Jamie is a kindergarten teacher, and I am a Medical Malpractice defense lawyer. We have been together for 30 years. We have three adult children – two girls and a boy. Five years ago we had no grand children, today we have six – three boys and three girls. We needed room for the kids and Grands to stay when they came to visit, thus the cabin.
Jamie wanted traditional logs and wide chink. It added to the cost. I was not so sure at first, but it was a great decision, we love the look. We don’t see many new cabins with that design. It’s new, but it looks vintage.
The cabin has 500 square feet on the first floor and about half that in the second floor loft. We use it to entertain, sleep in occasionally ourselves and most importantly to have a special place for the Grands to stay when they come visit, which is a frequent event, since they all live within 50-75 miles, but all in the city.
The cabin is set on a peninsula of woods extending out above the junction where two streams join to form a larger creek. We love the back porch view of the woods, the water and abundant wildlife. Coyotes, red fox, white tail deer, even an occasional river otter (one was seen while the crew was building the cabin).
We wanted the cabin to have Indiana history. Much of our furniture is “Old Hickory of Martinsville, Indiana.” The company is no longer in business, but it manufactured furniture from Indiana Hickory for decades. We also have a Hoosier Cabinet in the dining and coffee area. Hoosier Cabinets were manufactured in Indiana for decades past, and ours is original with the flour bin and the glass coffee and spice canisters.
We have added local vintage farm tools such a hay rake, a few local furs harvested on our property and signage from Terre Haute businesses that are long gone, such as the Hy Hintermeister fishing scene tin advertising signs for Champagne Velvet Beer, brewed in Terre Haute until 1955, at that time, seventh largest in the U.S.

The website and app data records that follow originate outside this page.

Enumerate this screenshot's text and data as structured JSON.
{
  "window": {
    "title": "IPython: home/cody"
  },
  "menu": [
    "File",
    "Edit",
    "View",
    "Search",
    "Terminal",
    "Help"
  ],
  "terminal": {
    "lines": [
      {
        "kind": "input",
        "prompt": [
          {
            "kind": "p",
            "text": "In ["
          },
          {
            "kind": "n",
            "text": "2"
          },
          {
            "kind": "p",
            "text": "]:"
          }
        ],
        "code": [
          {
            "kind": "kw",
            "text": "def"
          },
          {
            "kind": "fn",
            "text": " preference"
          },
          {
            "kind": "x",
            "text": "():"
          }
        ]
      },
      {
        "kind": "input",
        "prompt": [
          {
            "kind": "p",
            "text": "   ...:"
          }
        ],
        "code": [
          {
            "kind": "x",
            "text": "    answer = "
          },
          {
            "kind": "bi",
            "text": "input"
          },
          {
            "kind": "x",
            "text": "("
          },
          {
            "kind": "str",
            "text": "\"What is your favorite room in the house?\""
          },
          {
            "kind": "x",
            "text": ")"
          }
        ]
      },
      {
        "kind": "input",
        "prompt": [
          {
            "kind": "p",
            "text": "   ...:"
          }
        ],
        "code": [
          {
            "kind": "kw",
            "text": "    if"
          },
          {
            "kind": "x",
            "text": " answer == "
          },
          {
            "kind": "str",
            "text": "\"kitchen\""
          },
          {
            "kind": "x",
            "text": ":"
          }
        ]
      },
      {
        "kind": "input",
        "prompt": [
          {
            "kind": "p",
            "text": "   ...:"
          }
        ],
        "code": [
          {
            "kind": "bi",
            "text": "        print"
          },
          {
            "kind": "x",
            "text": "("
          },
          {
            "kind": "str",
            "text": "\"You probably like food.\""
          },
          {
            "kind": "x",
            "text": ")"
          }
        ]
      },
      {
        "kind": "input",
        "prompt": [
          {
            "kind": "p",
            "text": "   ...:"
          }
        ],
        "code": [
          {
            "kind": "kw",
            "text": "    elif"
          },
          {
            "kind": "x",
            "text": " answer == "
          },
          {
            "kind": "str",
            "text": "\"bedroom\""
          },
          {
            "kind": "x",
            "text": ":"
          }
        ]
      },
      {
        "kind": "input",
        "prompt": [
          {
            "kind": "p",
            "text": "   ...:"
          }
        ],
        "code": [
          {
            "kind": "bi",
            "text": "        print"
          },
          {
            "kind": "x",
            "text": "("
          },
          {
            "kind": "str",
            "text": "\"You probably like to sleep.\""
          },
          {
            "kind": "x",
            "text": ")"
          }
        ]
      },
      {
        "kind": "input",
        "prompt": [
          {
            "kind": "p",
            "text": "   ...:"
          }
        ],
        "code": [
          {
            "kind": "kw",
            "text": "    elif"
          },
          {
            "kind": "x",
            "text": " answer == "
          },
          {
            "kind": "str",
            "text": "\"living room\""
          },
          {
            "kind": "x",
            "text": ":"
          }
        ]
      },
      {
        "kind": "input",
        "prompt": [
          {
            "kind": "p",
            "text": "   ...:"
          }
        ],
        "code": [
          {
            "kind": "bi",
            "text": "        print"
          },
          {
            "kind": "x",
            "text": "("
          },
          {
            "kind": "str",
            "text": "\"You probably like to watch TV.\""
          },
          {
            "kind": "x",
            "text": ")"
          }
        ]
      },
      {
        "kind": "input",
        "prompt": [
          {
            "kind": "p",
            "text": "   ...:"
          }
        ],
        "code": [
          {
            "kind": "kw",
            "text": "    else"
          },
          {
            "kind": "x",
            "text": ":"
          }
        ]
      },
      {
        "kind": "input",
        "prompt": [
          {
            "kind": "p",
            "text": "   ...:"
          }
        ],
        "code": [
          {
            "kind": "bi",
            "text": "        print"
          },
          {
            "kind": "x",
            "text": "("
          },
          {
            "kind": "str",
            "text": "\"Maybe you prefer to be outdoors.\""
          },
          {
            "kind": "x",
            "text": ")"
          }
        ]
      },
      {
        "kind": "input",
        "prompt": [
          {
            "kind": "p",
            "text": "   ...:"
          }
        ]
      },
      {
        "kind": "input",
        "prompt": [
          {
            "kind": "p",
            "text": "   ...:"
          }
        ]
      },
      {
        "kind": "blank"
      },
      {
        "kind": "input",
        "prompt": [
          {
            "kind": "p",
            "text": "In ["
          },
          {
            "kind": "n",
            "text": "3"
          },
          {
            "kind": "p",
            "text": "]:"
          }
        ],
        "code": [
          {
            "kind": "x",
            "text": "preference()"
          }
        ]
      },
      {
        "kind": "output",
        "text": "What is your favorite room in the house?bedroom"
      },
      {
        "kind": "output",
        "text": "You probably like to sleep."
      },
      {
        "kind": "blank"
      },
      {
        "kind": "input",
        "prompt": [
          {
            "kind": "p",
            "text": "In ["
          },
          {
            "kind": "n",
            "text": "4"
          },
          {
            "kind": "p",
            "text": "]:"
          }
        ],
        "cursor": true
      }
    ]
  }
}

We have traveled all over the U.S. in our Airstream trailer, so we’ve used many National Park signs and National Park Pendleton blankets on the beds throughout the cabin.
My favorite photo from the many I have taken is of Grandma Jamie in her antique iron bed with her Grand girls and Grand boys. It does not get much better than that on a Christmas Eve Day. The kids love snuggling in the feather beds with their Grandma while the fire softly glows below. Jamie equipped all three beds with “Grandma’s Feather Beds,” just like her Grandma had and as featured in the classic John Denver song.
We did our research on log home companies. Honest Abe stood out with excellent reviews. I am a private pilot, currently working on my commercial rating. We flew down to Moss for a cabin raising, and Honest Abe Log Homes Sales Representative Ethan Birdwell and his wife, Taylor, met us at the little airport a short distance from Moss. Jamie and I loved them. So genuine, friendly and helpful. We consider them our friends.
We were so impressed with the quality of the Honest Abe employees who participated in the cabin raising and plant tour. I loved the technical aspect of the milling process. It all played a part in our decision, but I must say that Ethan was the single most important factor in our decision. He is always prompt in answering my many, many questions.
Ethan’s design ideas were so important to the finished product. For example, it was his idea to add true log gable ends (so authentic). It was he who suggested adding five logs above the door and window level to make the loft bigger and more useful, and we are able to fit three beds up there. And, when we ran into bumps in the dry-in process, he was always there to lead us to the right crew and the perfect result. He also found our stain and chink crew after I had struck out. He is a major asset to Honest Abe, but I suspect that they already know that.
I must also give a shout out to Josh Watson, who was always there when we needed him. Donald Kennedy, who built our cabin, is a hard-working young man, who did a wonderful job.
We highly recommend Honest Abe and would build again with the company in a minute if our cabin burned down. We sing Honest Abe’s praises to our many friends that are considering cabins. It is a great company that does all it promises, and I am a pretty darn particular customer.